Requirement
Nothing in the records should be altered; retype them all exactly.

Dataset rows for apps and sites

▼▼▼

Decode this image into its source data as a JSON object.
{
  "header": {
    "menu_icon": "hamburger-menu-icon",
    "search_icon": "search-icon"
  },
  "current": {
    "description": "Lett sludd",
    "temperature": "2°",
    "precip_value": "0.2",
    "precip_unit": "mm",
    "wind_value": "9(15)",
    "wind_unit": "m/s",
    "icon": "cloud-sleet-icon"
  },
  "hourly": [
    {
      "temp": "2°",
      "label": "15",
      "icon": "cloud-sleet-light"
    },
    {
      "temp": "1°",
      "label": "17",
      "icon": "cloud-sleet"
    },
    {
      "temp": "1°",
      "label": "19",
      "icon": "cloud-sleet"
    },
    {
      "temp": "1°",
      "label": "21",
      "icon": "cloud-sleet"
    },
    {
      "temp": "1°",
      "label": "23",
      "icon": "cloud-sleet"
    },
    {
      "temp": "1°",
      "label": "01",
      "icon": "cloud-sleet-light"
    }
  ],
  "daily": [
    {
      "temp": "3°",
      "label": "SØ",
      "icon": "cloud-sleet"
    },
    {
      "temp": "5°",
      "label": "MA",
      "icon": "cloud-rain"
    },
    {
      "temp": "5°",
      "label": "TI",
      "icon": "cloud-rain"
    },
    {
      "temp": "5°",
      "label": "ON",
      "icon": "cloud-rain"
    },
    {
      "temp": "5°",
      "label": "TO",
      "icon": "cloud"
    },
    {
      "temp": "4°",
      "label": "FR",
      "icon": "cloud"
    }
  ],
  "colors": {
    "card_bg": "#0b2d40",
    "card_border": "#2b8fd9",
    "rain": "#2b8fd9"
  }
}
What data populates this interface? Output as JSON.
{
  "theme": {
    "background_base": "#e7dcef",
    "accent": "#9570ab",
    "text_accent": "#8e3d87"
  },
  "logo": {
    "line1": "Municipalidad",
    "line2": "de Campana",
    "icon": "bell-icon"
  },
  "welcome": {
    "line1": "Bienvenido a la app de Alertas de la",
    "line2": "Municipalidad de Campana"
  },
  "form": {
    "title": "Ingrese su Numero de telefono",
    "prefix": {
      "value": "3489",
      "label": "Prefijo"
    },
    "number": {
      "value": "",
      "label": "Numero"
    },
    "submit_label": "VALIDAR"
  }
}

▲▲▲

Exercise answer
Decode this image into its source data as a JSON object.
{
  "header": {
    "menu_icon": "hamburger-menu-icon",
    "search_icon": "search-icon"
  },
  "current": {
    "description": "Lett sludd",
    "temperature": "2°",
    "precip_value": "0.2",
    "precip_unit": "mm",
    "wind_value": "9(15)",
    "wind_unit": "m/s",
    "icon": "cloud-sleet-icon"
  },
  "hourly": [
    {
      "temp": "2°",
      "label": "15",
      "icon": "cloud-sleet-light"
    },
    {
      "temp": "1°",
      "label": "17",
      "icon": "cloud-sleet"
    },
    {
      "temp": "1°",
      "label": "19",
      "icon": "cloud-sleet"
    },
    {
      "temp": "1°",
      "label": "21",
      "icon": "cloud-sleet"
    },
    {
      "temp": "1°",
      "label": "23",
      "icon": "cloud-sleet"
    },
    {
      "temp": "1°",
      "label": "01",
      "icon": "cloud-sleet-light"
    }
  ],
  "daily": [
    {
      "temp": "3°",
      "label": "SØ",
      "icon": "cloud-sleet"
    },
    {
      "temp": "5°",
      "label": "MA",
      "icon": "cloud-rain"
    },
    {
      "temp": "5°",
      "label": "TI",
      "icon": "cloud-rain"
    },
    {
      "temp": "5°",
      "label": "ON",
      "icon": "cloud-rain"
    },
    {
      "temp": "5°",
      "label": "TO",
      "icon": "cloud"
    },
    {
      "temp": "4°",
      "label": "FR",
      "icon": "cloud"
    }
  ],
  "colors": {
    "card_bg": "#0b2d40",
    "card_border": "#2b8fd9",
    "rain": "#2b8fd9"
  }
}
What data populates this interface? Output as JSON.
{
  "theme": {
    "background_base": "#e7dcef",
    "accent": "#9570ab",
    "text_accent": "#8e3d87"
  },
  "logo": {
    "line1": "Municipalidad",
    "line2": "de Campana",
    "icon": "bell-icon"
  },
  "welcome": {
    "line1": "Bienvenido a la app de Alertas de la",
    "line2": "Municipalidad de Campana"
  },
  "form": {
    "title": "Ingrese su Numero de telefono",
    "prefix": {
      "value": "3489",
      "label": "Prefijo"
    },
    "number": {
      "value": "",
      "label": "Numero"
    },
    "submit_label": "VALIDAR"
  }
}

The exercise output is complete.